FOLKENFLIK: Well, he will have been here two years. It's the full length of his first contract, a short one. He told staffers earlier today that he had expected to re-up and sign a longer one. But he will have established a record of soothing roiled waters after some tough times. There was the termination of Juan Williams that created national controversy. There was, some months later, these undercover videos taken of NPR top fundraising executives by conservative activists. And those led to a series of resignations and departures from NPR.
You know, he said, look, we're going to have calm here; we're going to restore capable management, and was seen to have done so. In addition, he worked to soothe relations with stations; the implementation of the show HERE AND NOW, in conjunction with WBUR, was taken as a big step in that direction. And he's been addressing what's a real looming budget shortfall for this year - about $6 million - seen to be bigger next year, but working with senior managers to come up with a strategy for addressing that.
So he can say, look, I've accomplished a lot of things in a relatively short time. Nobody looks at NPR at this moment, or at least before today, and said there was doubt about the leadership or the integrity of the leadership with his journalism either.
CORNISH: David, there have been obviously many CEOs that have passed through in the last couple of years. What does this say about NPR?
FOLKENFLIK: Well, you're not kidding. I mean, if you think about it, there will have been when he is succeeded, a seventh either acting or permanent CEO in a little over seven years at NPR. I talked to him about that earlier this afternoon and here's what he's had to say about it.
GARY KNELL: This is a strong organization. It has a strong balance sheet. It has an endowment. It's going to be around for many, many years. Morning Edition will come on the air at 5 AM tomorrow morning, hell or high water, and the day after, and the day after that. This is a very strong organization. It's way bigger than, frankly, a CEO.
FOLKENFLIK: But that said, you know, the turnover itself is destabilizing both for the journalists and for the people who want to support NPR externally, particularly people like major donors; they can wonder whether even if they get a new CEO, will that person enact the same kind of priorities?
CORNISH: Meanwhile, what issues will confront his successor?

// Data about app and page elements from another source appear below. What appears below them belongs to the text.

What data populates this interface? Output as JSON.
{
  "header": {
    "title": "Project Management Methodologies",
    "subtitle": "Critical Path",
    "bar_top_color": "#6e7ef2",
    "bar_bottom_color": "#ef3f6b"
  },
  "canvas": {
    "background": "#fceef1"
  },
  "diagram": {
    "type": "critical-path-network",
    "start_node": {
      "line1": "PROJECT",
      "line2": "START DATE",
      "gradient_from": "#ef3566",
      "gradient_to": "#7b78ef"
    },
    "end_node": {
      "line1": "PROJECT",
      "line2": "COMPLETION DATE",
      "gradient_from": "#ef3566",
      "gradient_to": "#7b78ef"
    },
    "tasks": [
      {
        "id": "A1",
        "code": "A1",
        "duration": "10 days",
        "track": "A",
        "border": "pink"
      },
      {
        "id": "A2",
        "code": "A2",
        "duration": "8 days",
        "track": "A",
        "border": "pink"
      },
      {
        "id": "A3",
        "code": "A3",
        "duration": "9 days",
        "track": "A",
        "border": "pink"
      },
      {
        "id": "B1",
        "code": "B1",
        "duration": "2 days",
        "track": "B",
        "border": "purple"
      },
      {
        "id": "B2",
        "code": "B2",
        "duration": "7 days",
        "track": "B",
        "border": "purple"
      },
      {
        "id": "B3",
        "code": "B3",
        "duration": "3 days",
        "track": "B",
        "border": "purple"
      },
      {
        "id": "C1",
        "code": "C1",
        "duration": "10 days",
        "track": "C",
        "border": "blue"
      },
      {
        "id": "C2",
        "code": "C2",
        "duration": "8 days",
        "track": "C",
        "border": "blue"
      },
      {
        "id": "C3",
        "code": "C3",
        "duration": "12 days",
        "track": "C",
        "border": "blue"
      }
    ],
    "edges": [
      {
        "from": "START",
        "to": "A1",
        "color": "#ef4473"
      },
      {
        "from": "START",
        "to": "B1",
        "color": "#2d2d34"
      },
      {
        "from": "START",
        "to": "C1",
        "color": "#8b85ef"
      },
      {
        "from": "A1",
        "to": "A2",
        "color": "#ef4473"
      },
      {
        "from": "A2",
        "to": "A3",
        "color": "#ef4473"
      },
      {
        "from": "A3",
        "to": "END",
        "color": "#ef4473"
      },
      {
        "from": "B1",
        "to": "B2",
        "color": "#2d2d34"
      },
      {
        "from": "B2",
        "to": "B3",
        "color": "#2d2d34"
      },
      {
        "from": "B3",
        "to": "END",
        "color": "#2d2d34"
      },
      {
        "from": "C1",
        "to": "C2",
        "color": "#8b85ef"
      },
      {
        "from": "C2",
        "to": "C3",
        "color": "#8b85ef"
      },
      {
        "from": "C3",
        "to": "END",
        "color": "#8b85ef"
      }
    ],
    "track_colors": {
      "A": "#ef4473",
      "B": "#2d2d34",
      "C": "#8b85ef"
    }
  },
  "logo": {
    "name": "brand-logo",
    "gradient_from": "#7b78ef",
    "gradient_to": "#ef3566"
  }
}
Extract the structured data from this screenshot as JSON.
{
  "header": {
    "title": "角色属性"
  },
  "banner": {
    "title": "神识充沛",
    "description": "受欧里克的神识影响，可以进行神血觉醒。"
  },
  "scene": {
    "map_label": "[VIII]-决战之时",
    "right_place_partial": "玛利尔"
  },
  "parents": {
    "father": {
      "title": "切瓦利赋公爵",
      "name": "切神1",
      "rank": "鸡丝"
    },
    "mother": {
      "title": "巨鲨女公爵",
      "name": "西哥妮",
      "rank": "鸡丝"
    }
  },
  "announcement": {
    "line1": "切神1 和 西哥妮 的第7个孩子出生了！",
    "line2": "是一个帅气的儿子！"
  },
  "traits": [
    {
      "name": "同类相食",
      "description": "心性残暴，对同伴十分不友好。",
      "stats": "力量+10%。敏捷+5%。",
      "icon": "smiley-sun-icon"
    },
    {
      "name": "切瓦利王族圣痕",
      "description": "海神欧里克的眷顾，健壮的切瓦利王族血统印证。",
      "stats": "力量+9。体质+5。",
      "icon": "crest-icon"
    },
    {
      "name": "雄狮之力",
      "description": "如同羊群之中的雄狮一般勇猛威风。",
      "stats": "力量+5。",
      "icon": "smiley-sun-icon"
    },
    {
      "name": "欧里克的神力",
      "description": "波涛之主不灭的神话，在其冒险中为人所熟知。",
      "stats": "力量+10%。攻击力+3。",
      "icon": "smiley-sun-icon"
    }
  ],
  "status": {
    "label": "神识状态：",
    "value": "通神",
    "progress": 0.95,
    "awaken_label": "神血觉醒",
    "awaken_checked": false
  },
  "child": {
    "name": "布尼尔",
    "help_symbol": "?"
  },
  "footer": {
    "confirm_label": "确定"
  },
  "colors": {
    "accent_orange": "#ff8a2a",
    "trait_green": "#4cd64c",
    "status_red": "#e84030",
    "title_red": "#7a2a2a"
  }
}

FOLKENFLIK: Well, I think you're still going to see a real question about the two major prongs, which are the budget shortfalls and the issues of picking what they're going to continue, what they're going to invest in, what they may have to pare back, and the relationship with stations in a really changing media landscape. We've got a more digital age. NPR has to figure out its relationship with its audience and its listeners, even as it gets through, through the most part, to the tens of millions of listeners every week through the member stations themselves.
CORNISH: That's NPR media correspondent David Folkenflik. David, thank you so much.
FOLKENFLIK: You bet.
(SOUNDBITE OF MUSIC) Transcript provided by NPR, Copyright NPR.